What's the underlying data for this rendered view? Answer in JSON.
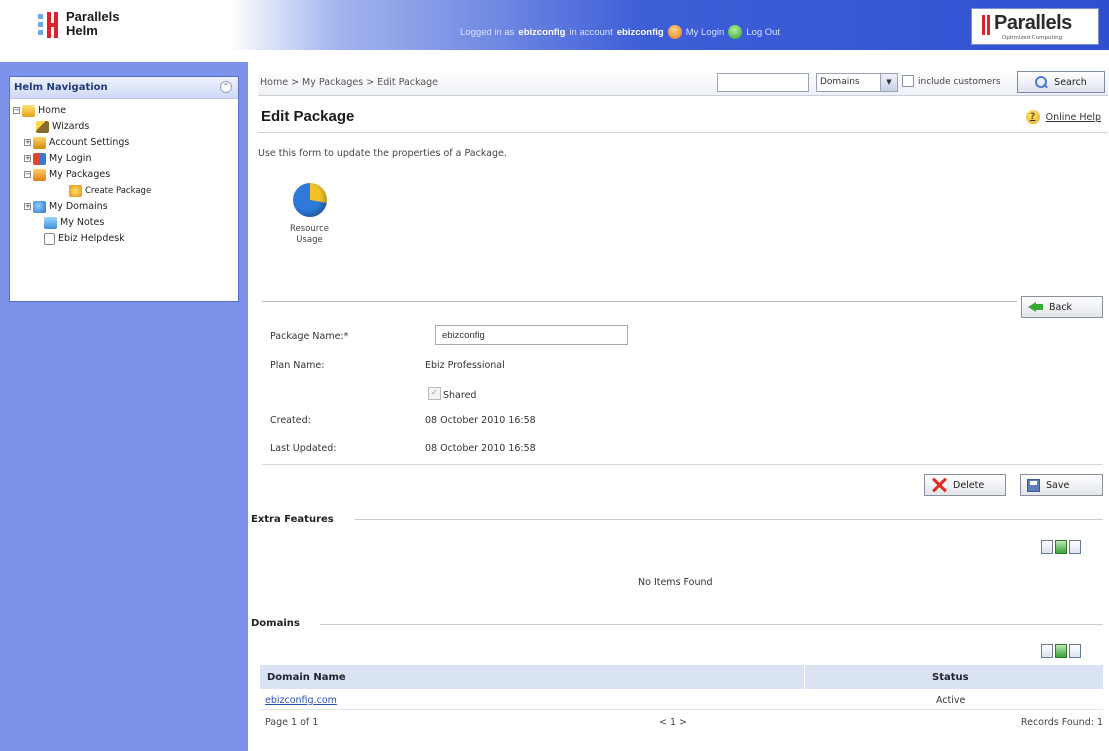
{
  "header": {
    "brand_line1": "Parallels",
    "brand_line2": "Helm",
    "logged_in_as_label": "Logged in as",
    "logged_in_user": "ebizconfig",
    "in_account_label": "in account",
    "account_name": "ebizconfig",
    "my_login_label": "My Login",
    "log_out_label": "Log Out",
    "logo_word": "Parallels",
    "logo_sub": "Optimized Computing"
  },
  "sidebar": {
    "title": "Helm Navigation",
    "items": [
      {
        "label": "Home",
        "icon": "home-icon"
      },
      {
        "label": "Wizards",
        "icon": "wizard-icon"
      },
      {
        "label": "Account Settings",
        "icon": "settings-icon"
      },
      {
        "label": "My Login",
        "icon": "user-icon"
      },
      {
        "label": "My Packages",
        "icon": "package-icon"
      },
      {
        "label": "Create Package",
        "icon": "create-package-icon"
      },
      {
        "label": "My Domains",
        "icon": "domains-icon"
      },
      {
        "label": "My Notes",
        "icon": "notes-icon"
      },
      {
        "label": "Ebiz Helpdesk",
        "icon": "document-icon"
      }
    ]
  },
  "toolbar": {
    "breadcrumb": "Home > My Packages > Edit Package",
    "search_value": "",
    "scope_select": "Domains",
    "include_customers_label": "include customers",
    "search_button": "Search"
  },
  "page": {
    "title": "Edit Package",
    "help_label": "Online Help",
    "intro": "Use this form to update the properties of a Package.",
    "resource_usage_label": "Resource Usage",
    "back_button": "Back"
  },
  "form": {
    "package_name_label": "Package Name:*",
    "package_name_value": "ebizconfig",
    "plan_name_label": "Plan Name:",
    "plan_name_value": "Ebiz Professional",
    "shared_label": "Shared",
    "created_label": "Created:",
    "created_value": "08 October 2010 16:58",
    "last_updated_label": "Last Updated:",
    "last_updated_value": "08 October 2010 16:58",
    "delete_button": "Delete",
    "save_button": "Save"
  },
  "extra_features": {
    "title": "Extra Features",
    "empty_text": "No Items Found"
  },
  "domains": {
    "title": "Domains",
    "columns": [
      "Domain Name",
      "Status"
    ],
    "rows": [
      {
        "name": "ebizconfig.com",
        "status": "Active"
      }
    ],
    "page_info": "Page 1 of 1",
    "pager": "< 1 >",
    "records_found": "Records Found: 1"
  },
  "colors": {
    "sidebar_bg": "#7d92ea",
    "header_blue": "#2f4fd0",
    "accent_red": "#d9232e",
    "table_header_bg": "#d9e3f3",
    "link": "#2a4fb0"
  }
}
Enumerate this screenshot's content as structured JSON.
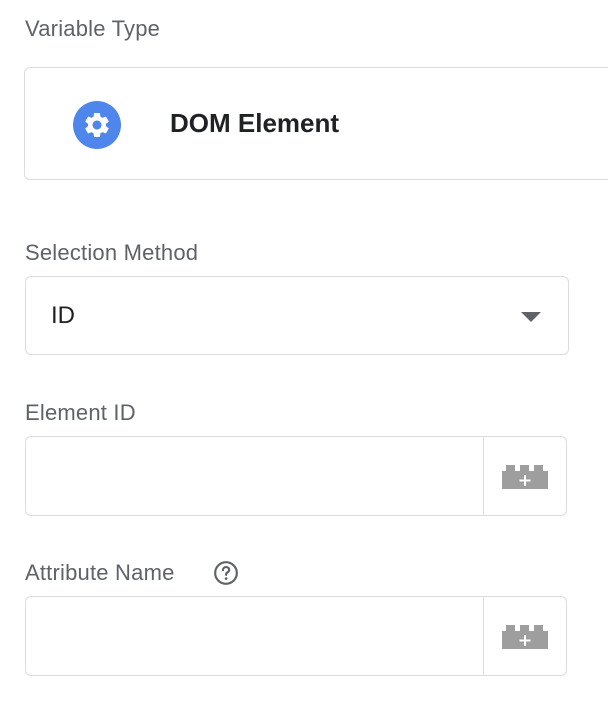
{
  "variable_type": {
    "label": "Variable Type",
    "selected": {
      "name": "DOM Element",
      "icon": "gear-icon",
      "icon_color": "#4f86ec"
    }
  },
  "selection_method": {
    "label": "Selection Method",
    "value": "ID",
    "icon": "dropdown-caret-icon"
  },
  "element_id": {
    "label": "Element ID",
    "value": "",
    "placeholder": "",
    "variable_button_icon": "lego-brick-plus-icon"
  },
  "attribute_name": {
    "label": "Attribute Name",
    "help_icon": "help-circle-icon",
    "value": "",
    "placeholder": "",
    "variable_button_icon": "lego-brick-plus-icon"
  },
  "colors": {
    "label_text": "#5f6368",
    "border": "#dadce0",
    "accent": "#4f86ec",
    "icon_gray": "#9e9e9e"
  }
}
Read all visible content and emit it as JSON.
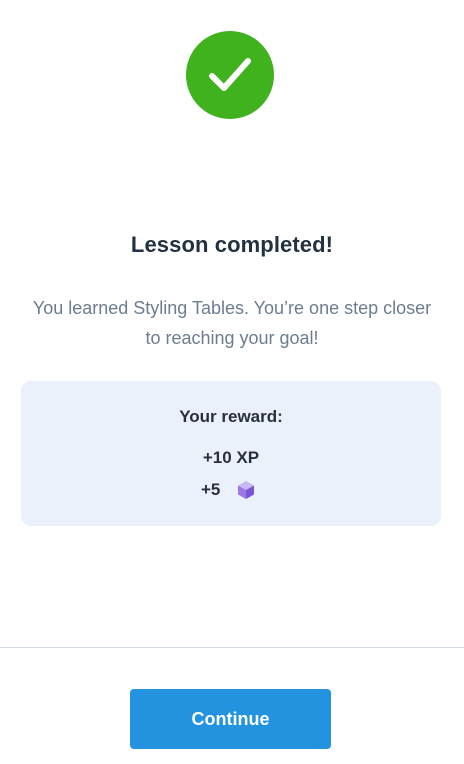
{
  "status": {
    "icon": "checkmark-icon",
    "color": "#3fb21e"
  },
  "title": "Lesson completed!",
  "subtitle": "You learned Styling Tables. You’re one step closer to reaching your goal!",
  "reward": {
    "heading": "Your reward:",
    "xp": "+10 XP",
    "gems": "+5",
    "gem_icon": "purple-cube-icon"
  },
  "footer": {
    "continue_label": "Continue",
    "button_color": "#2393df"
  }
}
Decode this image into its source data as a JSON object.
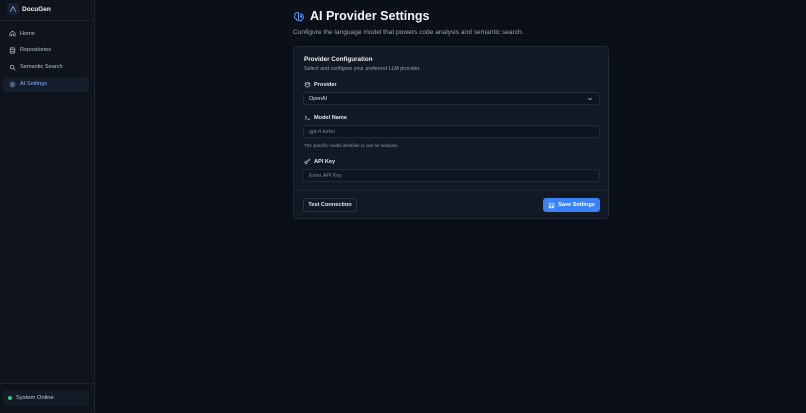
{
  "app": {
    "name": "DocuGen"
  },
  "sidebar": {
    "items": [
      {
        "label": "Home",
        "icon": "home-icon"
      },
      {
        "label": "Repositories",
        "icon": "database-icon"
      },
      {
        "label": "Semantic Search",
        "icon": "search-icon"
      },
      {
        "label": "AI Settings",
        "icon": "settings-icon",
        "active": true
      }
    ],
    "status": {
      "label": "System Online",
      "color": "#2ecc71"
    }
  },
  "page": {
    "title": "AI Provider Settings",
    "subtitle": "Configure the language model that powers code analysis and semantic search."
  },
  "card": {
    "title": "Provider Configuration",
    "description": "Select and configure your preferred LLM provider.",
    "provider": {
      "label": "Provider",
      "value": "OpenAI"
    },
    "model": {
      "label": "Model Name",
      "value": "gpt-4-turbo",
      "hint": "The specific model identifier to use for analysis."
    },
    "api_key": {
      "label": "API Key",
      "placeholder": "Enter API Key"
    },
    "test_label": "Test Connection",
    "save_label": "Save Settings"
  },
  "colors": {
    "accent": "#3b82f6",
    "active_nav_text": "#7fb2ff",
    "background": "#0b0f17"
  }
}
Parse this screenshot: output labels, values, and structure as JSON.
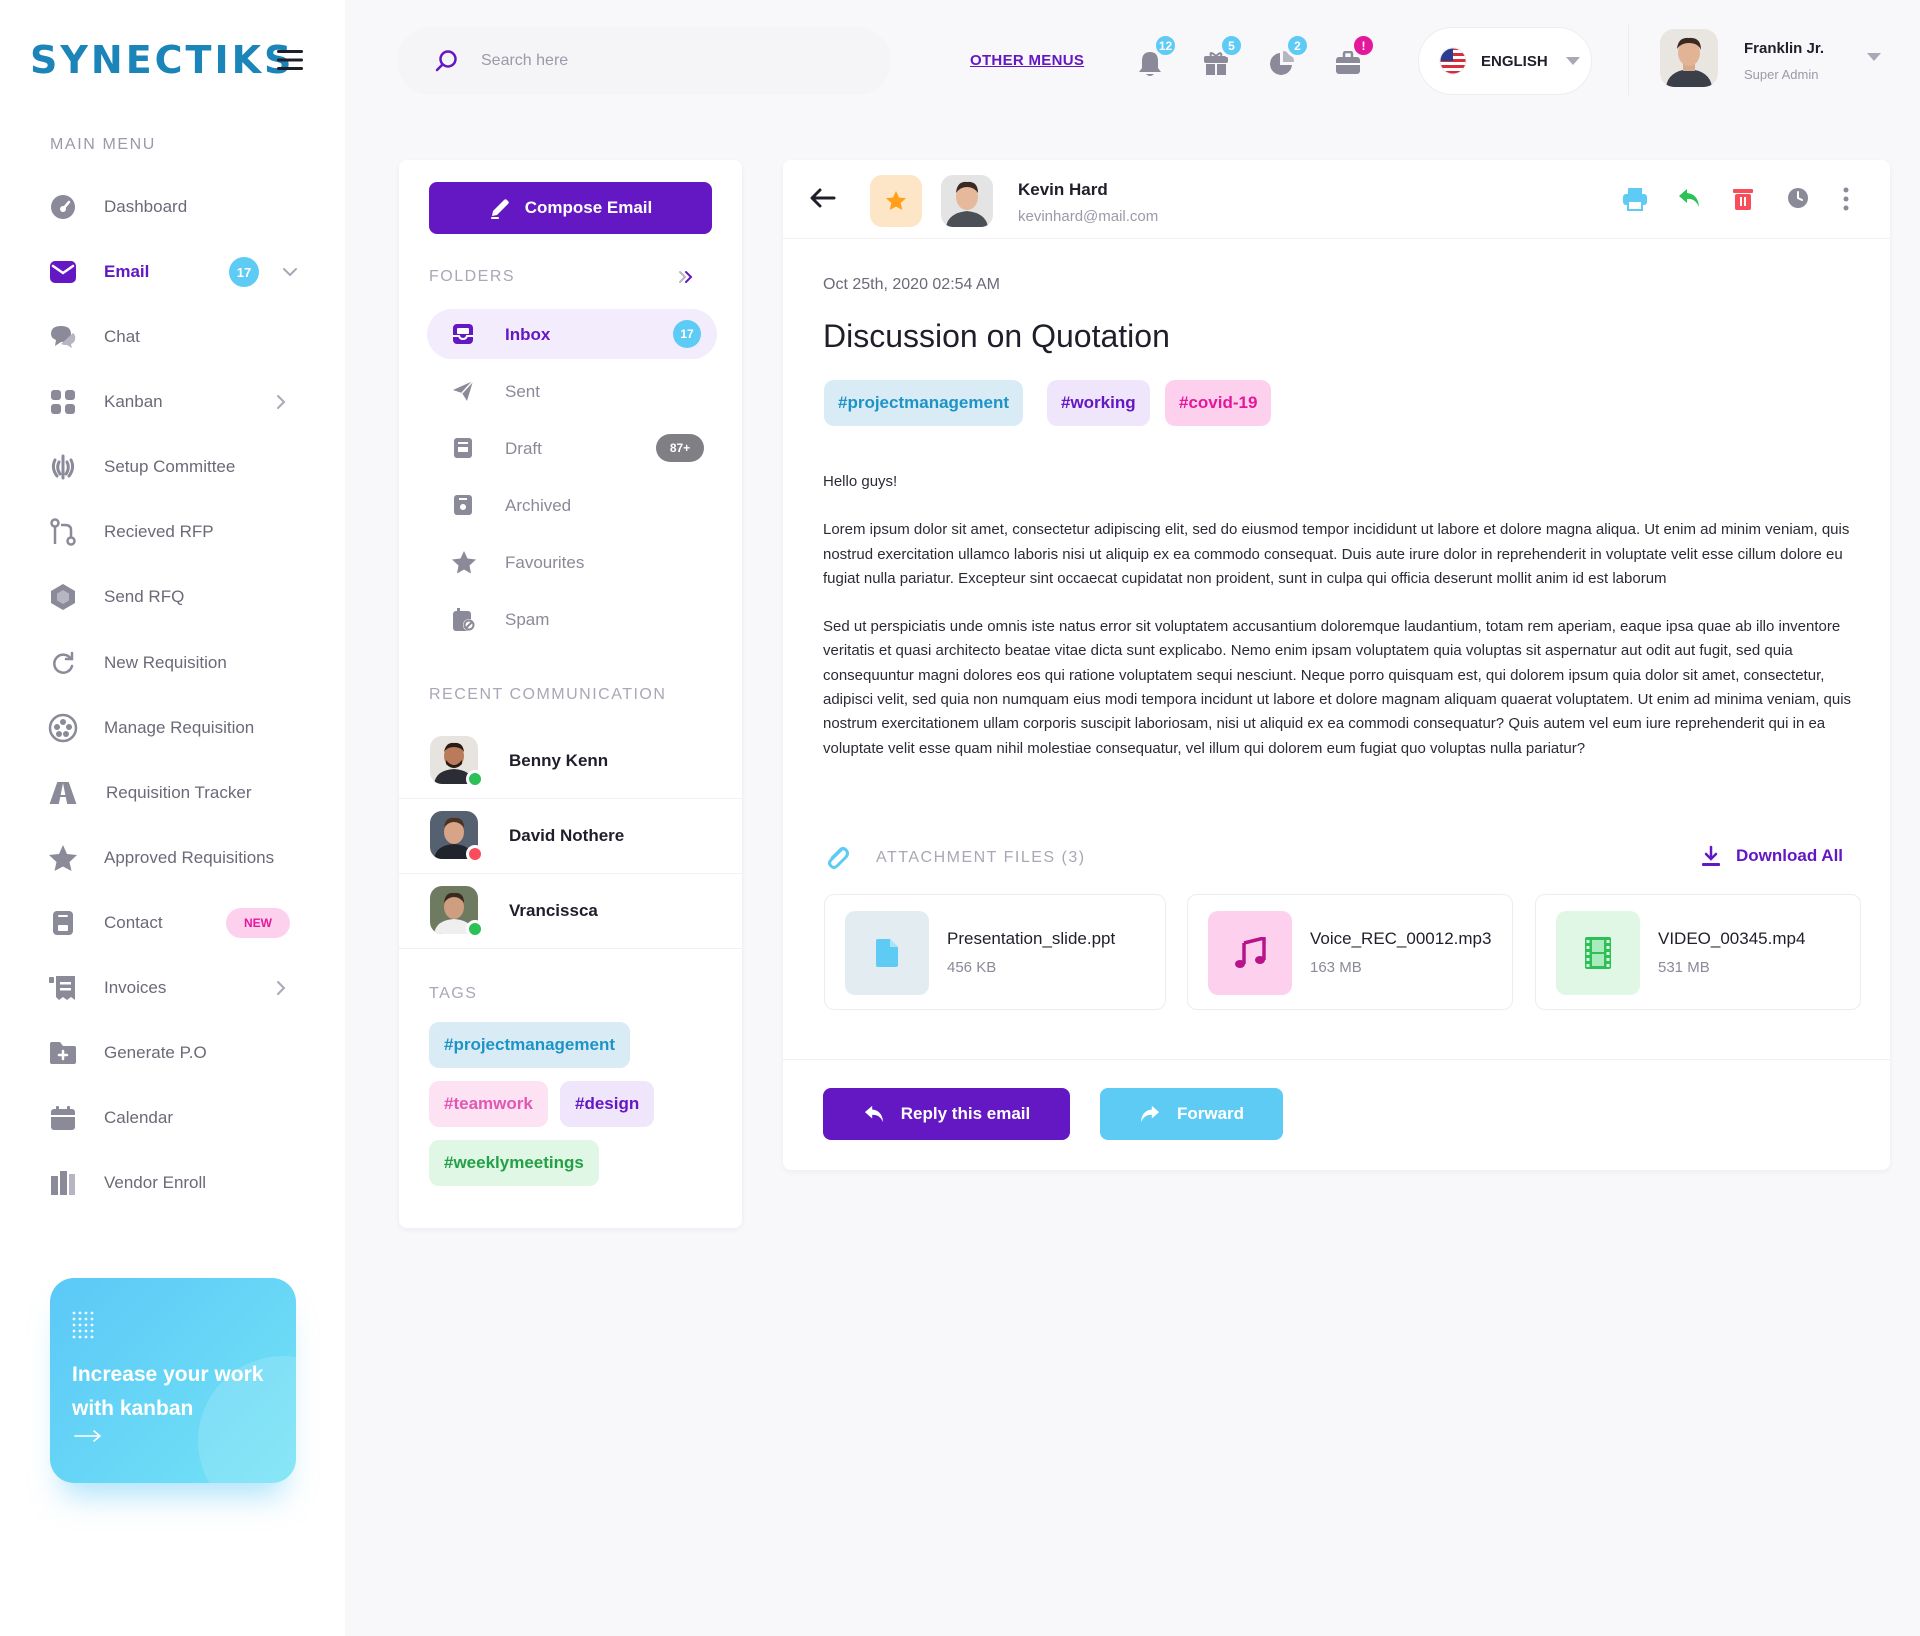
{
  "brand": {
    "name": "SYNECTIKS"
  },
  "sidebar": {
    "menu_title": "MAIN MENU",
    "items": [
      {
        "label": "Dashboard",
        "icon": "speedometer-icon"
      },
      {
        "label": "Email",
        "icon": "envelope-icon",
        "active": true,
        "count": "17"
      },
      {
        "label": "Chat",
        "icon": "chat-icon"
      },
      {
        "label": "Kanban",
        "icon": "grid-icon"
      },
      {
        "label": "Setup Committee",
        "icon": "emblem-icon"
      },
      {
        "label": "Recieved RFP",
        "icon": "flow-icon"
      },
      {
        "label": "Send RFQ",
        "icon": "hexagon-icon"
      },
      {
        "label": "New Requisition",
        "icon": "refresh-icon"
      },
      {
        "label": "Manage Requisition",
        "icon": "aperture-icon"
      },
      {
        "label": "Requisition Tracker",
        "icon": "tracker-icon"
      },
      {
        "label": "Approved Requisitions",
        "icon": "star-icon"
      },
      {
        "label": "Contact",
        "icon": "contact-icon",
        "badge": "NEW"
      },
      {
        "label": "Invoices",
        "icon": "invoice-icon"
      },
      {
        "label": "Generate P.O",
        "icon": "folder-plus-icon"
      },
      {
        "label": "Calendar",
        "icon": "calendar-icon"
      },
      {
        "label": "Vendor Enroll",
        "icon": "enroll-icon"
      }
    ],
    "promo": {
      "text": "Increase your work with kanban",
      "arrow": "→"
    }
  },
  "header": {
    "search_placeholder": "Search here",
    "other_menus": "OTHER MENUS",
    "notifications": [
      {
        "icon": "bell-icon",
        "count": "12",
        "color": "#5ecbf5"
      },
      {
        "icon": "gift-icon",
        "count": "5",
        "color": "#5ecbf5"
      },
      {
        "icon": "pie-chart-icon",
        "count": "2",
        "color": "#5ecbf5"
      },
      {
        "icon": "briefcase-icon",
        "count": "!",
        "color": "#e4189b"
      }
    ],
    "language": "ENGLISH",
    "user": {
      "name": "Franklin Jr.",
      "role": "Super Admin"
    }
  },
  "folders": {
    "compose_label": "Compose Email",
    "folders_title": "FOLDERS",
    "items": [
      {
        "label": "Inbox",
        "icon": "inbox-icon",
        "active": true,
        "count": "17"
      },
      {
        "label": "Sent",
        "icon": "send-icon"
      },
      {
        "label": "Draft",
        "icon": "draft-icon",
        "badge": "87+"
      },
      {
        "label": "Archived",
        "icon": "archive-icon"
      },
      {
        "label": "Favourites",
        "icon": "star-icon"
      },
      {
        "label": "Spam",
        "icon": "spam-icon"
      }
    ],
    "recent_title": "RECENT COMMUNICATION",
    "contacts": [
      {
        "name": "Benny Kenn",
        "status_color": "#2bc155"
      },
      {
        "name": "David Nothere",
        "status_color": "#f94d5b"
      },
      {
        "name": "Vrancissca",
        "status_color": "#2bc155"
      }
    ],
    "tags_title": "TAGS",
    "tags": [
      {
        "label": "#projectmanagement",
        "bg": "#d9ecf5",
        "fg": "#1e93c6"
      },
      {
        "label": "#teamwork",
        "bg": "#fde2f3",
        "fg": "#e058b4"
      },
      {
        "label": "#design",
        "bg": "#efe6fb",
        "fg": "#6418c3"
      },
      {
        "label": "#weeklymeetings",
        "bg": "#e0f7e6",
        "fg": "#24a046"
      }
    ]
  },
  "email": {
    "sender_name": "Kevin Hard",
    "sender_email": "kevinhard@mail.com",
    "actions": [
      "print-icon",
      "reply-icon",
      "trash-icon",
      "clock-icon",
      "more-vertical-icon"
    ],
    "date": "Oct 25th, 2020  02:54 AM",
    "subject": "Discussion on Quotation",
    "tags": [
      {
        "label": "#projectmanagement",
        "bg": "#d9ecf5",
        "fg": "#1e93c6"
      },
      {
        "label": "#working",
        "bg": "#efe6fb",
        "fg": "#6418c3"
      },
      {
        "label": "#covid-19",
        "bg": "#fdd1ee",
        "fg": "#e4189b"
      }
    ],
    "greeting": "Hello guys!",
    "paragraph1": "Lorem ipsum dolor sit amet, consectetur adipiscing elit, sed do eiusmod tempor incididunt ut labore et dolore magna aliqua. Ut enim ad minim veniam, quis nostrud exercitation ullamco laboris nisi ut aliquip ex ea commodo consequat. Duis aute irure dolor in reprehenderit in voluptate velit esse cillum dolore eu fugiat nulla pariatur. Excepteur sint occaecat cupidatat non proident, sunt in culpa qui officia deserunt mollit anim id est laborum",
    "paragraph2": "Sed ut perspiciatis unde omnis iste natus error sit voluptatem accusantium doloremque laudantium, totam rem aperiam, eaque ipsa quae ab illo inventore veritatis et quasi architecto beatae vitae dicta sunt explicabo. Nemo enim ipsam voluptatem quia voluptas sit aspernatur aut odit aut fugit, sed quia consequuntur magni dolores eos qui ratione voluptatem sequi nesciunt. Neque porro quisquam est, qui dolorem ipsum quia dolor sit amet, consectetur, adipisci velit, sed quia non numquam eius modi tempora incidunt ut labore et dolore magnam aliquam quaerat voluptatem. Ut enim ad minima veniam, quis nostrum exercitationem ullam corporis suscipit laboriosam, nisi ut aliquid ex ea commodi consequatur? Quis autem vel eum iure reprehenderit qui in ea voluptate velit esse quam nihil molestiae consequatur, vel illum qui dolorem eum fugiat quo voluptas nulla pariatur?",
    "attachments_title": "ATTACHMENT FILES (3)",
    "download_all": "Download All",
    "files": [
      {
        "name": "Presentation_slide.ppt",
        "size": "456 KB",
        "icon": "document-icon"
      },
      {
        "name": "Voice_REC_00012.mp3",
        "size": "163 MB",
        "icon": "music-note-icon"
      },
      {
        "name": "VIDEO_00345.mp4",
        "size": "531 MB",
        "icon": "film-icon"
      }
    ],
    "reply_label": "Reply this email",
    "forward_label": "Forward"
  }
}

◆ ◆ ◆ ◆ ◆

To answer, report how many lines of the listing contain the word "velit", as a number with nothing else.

2